▸ What is expected: All lines of the entries with "świadczenie" in them must be listed.

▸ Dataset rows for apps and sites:
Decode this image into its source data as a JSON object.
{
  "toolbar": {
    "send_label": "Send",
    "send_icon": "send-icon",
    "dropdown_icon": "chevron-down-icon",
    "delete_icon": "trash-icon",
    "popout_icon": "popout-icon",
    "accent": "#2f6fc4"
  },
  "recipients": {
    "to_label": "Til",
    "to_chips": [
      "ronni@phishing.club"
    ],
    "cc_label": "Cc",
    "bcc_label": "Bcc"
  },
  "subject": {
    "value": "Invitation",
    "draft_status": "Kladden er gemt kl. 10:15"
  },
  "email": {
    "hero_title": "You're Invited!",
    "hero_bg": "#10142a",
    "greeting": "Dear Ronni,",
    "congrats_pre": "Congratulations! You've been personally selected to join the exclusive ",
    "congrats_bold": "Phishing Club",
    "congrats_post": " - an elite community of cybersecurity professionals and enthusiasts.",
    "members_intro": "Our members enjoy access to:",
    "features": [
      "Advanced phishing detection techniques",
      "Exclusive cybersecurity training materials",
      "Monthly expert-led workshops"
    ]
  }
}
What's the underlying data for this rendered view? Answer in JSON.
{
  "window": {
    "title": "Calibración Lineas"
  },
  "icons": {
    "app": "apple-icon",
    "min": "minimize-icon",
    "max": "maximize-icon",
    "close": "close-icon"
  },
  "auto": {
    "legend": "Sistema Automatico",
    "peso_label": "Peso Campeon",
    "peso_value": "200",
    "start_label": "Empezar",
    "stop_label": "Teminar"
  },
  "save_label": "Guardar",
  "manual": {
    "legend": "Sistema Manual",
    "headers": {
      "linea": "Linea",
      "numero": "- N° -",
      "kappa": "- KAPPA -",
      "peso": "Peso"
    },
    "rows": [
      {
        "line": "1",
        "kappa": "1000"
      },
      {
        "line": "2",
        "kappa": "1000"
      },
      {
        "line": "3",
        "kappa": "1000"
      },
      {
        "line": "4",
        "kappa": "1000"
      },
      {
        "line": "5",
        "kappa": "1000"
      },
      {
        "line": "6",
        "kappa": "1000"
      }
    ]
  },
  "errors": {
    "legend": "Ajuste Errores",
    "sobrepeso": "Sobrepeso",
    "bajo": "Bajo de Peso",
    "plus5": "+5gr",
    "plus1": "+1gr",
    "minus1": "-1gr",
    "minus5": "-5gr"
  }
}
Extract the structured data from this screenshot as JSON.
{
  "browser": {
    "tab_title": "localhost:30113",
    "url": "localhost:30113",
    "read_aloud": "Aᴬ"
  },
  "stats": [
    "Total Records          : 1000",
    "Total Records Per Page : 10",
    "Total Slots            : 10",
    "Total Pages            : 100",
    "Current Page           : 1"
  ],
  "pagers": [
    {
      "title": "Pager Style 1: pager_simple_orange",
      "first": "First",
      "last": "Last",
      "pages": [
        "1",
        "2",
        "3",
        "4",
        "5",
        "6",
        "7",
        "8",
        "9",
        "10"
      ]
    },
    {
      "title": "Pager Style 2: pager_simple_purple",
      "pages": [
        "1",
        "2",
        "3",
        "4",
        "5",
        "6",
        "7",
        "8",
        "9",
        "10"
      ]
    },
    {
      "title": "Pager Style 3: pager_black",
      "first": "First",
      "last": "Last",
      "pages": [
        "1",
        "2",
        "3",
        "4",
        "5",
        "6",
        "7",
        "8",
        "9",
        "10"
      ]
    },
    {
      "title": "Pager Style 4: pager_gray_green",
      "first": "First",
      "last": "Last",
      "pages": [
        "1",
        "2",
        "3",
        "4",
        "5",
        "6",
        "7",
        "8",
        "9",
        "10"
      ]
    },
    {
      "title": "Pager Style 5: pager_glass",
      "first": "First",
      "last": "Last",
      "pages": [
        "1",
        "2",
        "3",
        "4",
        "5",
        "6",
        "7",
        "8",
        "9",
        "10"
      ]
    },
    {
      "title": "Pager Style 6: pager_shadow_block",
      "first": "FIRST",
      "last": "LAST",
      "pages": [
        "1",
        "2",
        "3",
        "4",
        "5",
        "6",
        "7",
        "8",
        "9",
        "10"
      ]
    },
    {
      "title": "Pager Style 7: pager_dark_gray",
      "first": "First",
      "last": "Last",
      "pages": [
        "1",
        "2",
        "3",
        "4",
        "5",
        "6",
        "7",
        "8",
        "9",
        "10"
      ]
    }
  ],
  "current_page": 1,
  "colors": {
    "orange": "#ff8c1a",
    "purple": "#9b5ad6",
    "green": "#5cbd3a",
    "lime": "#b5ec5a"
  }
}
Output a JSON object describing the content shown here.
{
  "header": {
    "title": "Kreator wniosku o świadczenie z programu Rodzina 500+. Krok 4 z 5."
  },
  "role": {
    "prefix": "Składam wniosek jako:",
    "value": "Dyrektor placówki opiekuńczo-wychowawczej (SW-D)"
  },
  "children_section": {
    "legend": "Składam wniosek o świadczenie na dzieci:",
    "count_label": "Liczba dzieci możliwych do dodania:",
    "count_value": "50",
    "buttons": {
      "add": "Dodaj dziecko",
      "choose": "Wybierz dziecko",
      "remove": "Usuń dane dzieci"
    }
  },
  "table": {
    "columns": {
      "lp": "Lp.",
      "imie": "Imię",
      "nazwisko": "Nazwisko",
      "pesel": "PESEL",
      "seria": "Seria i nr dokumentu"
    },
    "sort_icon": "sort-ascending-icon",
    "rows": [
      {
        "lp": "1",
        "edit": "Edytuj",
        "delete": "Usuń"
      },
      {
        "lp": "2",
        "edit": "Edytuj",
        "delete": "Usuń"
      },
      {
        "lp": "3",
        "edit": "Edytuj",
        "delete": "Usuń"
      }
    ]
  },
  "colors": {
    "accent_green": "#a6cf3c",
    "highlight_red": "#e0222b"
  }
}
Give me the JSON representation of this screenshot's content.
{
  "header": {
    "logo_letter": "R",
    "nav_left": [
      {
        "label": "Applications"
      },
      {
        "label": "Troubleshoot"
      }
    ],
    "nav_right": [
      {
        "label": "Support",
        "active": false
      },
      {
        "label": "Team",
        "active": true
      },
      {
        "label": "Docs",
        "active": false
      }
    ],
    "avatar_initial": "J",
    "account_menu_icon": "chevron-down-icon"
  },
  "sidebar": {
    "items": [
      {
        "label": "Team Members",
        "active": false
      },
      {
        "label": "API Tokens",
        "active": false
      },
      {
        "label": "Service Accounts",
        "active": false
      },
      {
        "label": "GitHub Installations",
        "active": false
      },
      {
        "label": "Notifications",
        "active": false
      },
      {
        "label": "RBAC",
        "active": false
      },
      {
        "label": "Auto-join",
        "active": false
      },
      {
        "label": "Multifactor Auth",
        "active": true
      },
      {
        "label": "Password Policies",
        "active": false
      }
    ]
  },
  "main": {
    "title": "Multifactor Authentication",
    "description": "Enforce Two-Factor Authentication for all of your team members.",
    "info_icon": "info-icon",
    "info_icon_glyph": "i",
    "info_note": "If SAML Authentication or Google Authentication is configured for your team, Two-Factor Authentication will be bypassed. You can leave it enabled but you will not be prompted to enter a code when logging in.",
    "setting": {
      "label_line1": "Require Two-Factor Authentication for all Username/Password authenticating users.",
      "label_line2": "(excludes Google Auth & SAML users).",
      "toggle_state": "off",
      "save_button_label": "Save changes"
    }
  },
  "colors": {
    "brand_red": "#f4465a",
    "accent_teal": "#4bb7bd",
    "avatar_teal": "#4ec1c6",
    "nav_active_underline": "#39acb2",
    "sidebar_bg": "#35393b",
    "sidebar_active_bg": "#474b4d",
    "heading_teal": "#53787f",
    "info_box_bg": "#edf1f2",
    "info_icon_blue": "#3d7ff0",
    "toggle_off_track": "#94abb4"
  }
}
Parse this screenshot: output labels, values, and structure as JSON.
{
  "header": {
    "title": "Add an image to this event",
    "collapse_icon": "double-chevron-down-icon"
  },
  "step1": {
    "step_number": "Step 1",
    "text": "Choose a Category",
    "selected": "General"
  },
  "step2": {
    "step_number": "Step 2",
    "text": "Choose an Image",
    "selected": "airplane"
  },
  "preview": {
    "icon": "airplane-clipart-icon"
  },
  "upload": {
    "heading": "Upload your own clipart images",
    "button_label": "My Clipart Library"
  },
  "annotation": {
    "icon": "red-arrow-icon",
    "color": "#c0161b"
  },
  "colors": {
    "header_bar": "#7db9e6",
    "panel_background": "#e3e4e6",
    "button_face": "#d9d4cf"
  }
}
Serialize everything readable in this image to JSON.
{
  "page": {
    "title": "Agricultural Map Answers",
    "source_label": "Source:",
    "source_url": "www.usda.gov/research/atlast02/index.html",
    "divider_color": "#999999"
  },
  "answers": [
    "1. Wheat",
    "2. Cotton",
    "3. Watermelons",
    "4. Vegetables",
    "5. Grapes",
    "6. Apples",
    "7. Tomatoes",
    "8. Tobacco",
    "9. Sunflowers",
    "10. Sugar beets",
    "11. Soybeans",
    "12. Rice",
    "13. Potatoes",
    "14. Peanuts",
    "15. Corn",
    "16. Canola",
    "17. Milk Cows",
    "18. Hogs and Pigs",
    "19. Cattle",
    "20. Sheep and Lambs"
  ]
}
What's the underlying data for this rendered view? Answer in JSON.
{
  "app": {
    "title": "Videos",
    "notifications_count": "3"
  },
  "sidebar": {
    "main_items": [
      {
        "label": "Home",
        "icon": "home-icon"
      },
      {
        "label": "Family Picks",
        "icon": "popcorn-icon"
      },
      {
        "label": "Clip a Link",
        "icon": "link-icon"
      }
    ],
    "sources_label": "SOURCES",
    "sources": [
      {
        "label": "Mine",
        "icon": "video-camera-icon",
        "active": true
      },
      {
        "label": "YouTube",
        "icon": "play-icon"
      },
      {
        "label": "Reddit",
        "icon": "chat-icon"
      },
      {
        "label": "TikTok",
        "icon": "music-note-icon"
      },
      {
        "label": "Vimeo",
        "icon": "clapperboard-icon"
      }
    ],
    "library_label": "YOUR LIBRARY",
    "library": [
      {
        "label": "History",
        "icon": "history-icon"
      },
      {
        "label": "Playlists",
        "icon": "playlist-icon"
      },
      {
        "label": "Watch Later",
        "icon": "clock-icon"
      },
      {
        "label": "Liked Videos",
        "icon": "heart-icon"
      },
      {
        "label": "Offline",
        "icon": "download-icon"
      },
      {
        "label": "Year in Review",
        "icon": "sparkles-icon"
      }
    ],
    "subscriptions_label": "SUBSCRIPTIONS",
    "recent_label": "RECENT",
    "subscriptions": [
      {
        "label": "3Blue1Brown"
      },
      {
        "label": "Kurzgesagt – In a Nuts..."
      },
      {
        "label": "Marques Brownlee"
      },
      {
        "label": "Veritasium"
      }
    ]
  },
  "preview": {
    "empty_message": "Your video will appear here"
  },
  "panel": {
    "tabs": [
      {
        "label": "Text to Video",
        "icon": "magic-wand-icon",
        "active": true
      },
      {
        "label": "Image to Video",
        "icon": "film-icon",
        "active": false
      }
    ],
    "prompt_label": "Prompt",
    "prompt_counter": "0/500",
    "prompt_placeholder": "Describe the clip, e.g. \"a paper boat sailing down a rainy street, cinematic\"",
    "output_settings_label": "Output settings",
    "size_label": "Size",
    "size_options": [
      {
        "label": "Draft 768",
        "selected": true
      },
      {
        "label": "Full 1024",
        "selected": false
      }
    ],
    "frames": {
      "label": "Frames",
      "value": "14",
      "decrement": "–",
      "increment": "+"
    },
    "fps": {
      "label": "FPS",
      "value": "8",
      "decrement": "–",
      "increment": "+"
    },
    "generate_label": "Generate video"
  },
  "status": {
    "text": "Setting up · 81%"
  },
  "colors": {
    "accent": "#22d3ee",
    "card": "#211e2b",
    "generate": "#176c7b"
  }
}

▸ Solution to this task:
    "title": "Kreator wniosku o świadczenie z programu Rodzina 500+. Krok 4 z 5."
    "legend": "Składam wniosek o świadczenie na dzieci:",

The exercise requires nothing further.